The European Council adopts conclusions.

SW – 12/2021

Occupational health and safety, a culture of prevention and lifelong learning are the focus of the Conclusions on "Lifelong employability", which the European Council adopted at its meeting on 6 December 2021. These fundamental pillars aim to address the decline in the working age population, the increase in life expectancy and the issue of ensuring adequate and sustainable social protection systems.

Investing in lifelong employability pays off

Lifelong employability should enable people to take up gainful employment and to remain employed throughout their extended working lives. This can be achieved by investing in quality jobs, fair working conditions, occupational health and safety, upskilling and retraining as well as a better work-life balance. Investment in occupational safety and health also has an economic benefit as work-related injuries and illnesses cost society more than 3.3% of the GDP.

In the context of the European Commission's consultation on the so-called "roadmap" for the EU's strategic framework for health and safety at work 2021-2027, the German Social Insurance system also spoke out in favour of prevention that takes account of the ageing of the working population. This is a prerequisite for a high level of health and safety at work and a working environment that meets the occupational health and safety requirements of workers, and enables them to participate in the labour market for a long time. Both objectives are enshrined in the European Pillar of Social Rights.

Member States have a duty

Member States are invited to update their national legal frameworks and current strategies for occupational health and safety, taking into account the EU Strategic Framework for Health and Safety at Work 2021-2027. With lifelong learning opportunities, they should help people keep pace with changes in the world of work. It also aims to improve working conditions, social protection and access to lifelong learning in atypical employment.  

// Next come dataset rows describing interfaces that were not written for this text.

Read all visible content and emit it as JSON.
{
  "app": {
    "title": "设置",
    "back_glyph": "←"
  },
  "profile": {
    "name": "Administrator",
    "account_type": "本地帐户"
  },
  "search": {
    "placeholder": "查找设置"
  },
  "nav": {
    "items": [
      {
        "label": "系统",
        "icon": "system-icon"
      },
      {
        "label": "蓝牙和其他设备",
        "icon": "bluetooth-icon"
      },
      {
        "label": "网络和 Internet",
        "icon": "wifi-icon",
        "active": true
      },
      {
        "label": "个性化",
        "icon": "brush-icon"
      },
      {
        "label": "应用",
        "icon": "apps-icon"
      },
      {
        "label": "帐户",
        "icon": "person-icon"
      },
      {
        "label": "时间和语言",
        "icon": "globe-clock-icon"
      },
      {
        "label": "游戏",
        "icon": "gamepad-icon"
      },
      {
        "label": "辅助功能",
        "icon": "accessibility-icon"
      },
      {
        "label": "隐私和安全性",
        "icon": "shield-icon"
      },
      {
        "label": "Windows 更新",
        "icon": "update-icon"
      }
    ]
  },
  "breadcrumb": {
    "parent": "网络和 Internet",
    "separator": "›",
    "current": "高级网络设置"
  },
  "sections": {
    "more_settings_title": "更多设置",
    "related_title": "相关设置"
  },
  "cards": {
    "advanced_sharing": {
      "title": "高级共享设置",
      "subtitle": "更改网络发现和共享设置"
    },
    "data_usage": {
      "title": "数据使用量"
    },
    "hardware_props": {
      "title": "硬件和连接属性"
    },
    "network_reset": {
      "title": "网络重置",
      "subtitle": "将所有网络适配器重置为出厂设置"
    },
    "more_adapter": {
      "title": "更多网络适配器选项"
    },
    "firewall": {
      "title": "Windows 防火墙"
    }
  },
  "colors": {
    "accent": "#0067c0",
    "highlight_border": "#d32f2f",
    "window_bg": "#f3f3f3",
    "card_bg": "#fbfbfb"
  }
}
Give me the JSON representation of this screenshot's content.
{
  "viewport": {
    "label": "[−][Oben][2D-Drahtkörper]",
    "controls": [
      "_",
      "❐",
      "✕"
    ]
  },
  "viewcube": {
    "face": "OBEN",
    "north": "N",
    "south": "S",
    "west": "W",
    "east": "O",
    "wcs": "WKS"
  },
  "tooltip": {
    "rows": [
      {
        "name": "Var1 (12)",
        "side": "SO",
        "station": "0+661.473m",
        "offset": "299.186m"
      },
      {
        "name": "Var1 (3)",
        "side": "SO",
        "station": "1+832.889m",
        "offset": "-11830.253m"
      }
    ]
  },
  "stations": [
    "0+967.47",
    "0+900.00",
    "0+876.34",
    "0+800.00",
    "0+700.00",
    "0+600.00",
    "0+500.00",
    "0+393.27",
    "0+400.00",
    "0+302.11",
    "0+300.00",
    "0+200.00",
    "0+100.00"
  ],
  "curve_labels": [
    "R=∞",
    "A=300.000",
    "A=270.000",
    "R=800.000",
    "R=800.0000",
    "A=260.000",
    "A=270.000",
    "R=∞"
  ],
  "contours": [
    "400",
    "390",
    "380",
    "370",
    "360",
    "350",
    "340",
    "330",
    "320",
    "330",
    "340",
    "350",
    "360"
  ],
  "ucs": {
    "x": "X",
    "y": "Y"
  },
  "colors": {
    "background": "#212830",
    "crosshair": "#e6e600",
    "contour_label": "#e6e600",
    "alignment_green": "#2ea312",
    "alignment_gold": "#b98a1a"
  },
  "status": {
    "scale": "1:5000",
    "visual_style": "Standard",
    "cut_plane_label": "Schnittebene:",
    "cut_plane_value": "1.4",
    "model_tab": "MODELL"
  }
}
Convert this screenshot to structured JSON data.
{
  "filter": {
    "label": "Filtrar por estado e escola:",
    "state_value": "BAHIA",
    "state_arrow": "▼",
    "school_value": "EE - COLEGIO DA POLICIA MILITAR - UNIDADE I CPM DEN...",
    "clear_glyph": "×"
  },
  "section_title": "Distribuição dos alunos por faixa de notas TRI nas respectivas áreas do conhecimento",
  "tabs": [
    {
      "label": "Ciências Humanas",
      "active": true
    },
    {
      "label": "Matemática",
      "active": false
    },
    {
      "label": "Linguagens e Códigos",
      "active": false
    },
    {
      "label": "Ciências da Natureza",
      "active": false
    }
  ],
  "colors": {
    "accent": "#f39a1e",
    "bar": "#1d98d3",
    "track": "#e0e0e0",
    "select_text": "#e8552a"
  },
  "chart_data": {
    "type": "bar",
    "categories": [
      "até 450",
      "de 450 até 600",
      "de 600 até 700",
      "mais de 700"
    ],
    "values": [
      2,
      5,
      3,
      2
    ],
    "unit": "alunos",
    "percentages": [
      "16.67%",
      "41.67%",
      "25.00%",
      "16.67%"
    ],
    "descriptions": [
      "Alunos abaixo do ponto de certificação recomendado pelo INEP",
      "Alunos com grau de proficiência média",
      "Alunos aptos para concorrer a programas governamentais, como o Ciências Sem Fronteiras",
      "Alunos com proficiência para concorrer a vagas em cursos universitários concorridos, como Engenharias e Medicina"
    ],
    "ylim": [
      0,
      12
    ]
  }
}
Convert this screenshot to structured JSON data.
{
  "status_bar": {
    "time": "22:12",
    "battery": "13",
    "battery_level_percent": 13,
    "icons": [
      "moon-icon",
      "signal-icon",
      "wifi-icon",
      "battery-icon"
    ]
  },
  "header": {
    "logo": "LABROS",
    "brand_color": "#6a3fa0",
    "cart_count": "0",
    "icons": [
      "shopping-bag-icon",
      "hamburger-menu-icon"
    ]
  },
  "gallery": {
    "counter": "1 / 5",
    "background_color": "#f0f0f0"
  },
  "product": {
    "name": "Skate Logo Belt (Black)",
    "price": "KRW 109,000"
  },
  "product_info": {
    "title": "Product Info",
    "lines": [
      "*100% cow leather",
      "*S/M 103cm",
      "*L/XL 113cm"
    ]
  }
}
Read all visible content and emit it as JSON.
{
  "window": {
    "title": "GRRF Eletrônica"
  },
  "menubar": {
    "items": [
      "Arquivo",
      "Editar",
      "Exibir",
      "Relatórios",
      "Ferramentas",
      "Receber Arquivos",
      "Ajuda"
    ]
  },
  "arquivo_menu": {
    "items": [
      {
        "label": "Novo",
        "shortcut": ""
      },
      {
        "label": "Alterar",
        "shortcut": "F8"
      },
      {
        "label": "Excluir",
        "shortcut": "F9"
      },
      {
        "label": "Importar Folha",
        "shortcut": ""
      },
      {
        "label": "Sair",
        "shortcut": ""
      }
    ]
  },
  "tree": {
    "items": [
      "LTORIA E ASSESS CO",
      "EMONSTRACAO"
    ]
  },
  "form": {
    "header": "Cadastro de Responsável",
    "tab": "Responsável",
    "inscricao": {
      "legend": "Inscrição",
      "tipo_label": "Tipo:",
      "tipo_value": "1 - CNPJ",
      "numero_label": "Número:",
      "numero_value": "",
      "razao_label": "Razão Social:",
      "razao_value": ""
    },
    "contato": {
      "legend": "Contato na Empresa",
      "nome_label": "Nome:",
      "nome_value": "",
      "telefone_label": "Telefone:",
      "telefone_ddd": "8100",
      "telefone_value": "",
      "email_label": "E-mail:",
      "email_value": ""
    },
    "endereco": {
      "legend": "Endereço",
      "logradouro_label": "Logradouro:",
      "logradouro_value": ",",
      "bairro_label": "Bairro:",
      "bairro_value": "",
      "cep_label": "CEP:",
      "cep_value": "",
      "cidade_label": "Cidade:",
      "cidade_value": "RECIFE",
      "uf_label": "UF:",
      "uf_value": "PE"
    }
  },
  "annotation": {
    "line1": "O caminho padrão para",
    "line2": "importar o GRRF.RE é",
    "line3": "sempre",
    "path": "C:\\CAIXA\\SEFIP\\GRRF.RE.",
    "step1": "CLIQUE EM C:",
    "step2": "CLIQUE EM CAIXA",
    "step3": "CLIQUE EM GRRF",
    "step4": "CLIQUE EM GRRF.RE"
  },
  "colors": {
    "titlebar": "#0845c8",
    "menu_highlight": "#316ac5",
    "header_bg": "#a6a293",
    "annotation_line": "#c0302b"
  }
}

Mainstreaming occupational health and safety

Ministers wish to strengthen the mainstreaming of occupational health and safety in all relevant policies and strategies, in particular in the areas of public health, social welfare, general vocational training, digitisation and artificial intelligence, as well as in public procurement. The desired promotion of a culture of prevention by the Member States and the European Commission, each within their respective competences, is very welcome.

Combating occupational cancers

The European Commission should play its part in the rapid and full implementation of the measures of the strategic framework which fall within its competence, focusing on combating occupational cancers through further progress in setting maximum allowable concentrations.

A more ambitious approach had already been called for by Marianne Vind (MEP/S&D), the reporter responsible for the European Parliament's Committee on Employment and Social Affairs. In its draft report on the new "EU Strategic Framework for Health and Safety at Work 2021 - 2027", the European Commission calls for the continuous revision of Directive 2004/37/EC on the protection of workers from the risks related to exposure to carcinogens or mutagens at work, so that the maximum allowable concentrations contained in the Directive apply to at least 50 priority substances by 2024 (see report 10/2021).